▸ Action item
State how many lines in the records below contain the word "text". Nothing else is needed.

═══ Available data ═══

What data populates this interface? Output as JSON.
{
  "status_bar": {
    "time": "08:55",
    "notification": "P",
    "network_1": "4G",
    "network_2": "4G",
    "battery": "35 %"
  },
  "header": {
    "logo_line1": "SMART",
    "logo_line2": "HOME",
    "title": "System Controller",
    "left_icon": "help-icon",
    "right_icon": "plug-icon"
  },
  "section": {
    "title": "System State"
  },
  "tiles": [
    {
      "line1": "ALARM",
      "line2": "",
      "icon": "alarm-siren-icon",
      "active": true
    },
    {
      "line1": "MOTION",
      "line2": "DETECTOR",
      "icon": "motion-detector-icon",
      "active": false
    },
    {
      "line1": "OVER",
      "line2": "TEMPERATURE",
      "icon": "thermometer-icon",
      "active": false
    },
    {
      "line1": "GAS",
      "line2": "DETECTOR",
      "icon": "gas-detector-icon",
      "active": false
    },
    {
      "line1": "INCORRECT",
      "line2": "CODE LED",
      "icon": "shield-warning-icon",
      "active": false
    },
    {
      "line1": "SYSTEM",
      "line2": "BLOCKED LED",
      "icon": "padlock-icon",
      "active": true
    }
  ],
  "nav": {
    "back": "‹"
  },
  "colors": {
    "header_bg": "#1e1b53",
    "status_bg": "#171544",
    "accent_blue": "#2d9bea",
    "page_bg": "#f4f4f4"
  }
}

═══
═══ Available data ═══

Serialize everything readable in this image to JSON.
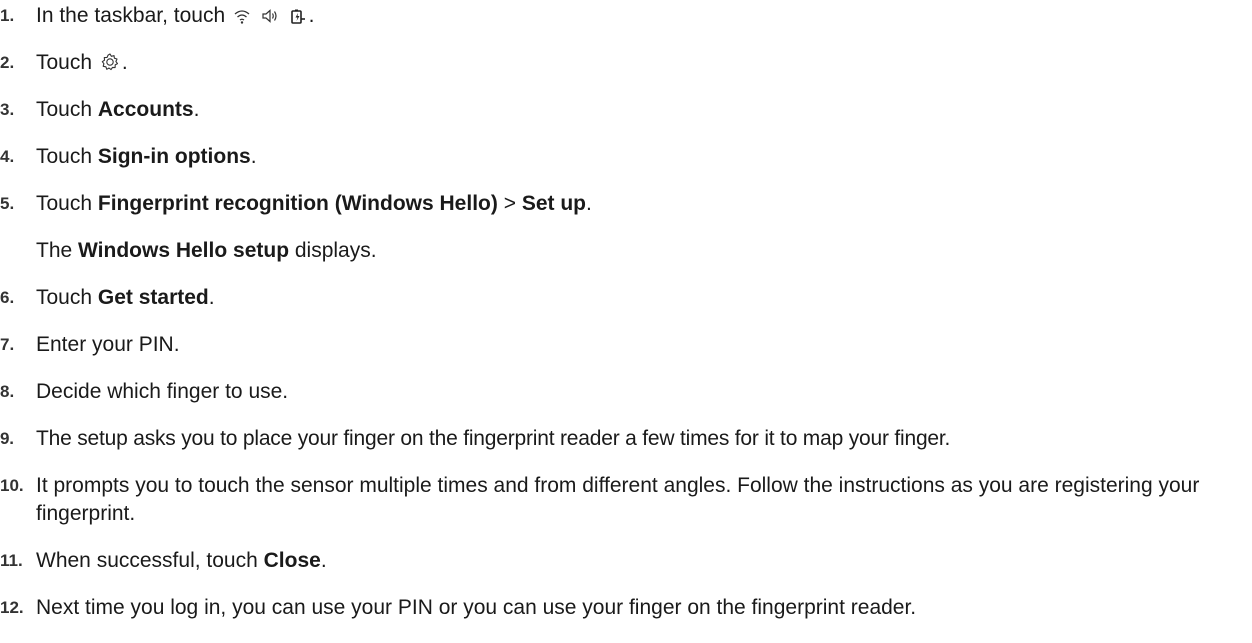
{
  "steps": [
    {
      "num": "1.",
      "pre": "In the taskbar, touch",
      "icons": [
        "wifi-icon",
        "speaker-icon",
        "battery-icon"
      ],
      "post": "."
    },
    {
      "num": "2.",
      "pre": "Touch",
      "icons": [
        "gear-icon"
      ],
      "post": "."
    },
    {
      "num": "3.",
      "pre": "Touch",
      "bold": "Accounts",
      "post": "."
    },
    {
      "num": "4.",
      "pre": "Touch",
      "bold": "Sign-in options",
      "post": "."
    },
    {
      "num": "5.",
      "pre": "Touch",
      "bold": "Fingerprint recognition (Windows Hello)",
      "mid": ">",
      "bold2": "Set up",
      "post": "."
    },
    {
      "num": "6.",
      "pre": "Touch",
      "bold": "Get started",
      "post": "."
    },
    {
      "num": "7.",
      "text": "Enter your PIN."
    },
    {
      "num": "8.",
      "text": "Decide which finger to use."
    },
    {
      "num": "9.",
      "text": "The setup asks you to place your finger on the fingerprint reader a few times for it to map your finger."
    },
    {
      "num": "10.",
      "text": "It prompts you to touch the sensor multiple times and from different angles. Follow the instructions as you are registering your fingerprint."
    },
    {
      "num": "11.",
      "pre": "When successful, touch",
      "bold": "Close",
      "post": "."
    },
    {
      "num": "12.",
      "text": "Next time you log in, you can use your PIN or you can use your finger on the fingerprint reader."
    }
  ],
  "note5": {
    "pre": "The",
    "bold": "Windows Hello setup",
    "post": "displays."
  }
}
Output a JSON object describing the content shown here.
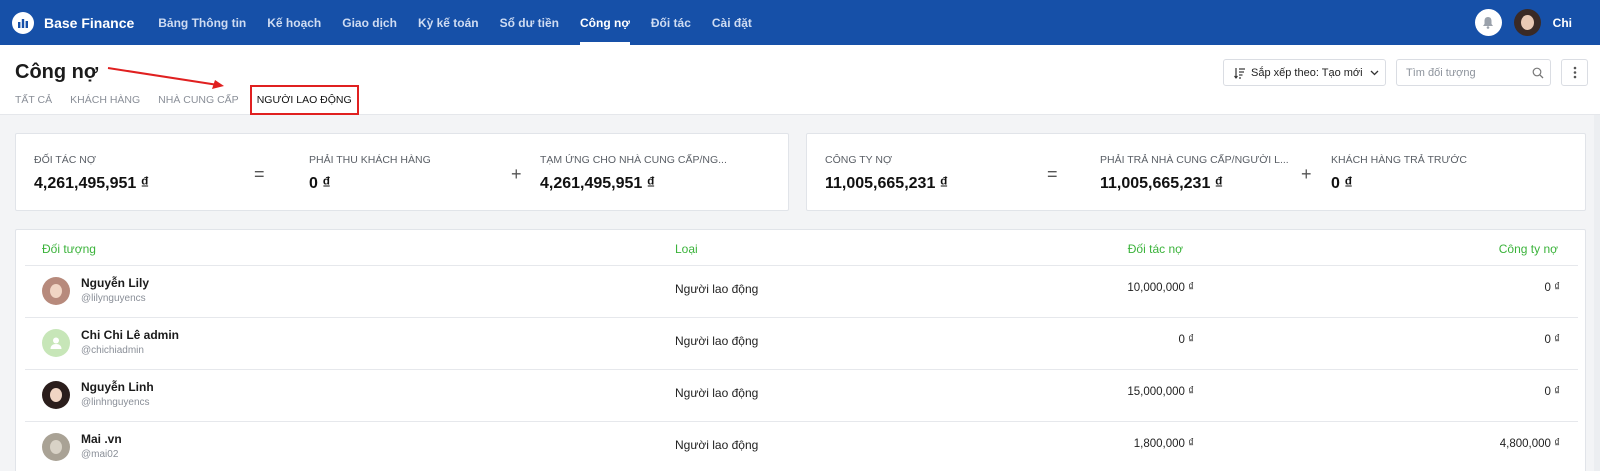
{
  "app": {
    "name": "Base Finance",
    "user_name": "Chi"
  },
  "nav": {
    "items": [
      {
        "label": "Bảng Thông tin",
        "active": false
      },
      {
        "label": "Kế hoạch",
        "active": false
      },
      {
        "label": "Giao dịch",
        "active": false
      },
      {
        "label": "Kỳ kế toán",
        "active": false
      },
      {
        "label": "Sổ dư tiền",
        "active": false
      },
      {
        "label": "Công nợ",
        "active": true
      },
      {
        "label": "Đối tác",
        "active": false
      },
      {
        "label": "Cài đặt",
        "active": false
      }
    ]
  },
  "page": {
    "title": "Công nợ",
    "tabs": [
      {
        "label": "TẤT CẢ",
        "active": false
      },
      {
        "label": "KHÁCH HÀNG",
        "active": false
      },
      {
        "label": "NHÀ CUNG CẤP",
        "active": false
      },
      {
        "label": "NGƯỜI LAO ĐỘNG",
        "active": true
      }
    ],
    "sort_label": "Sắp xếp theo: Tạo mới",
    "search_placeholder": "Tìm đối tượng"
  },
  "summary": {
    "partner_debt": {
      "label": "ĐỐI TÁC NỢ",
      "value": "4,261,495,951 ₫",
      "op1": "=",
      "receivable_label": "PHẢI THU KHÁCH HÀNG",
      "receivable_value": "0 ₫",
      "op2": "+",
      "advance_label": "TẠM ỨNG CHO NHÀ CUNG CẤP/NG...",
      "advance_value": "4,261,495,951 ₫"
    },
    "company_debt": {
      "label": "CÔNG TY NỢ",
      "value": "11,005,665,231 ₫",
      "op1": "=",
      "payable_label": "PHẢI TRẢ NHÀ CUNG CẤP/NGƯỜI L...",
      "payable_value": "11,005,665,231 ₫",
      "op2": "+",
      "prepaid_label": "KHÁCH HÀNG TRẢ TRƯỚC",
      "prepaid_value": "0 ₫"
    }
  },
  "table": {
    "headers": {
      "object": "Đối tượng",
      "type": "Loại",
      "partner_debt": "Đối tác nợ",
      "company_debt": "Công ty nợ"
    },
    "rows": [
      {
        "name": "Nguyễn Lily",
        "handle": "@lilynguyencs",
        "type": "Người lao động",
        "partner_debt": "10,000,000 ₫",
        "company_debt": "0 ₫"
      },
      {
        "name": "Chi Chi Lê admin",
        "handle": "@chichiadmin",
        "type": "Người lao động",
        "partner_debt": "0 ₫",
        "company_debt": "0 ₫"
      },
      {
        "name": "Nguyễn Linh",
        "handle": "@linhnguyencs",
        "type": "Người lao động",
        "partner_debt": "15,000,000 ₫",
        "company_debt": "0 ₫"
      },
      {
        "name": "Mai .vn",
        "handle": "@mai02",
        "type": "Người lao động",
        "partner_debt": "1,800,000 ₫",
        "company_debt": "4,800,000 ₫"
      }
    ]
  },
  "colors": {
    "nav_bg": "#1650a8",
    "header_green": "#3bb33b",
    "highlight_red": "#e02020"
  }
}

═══

▸ Reply
5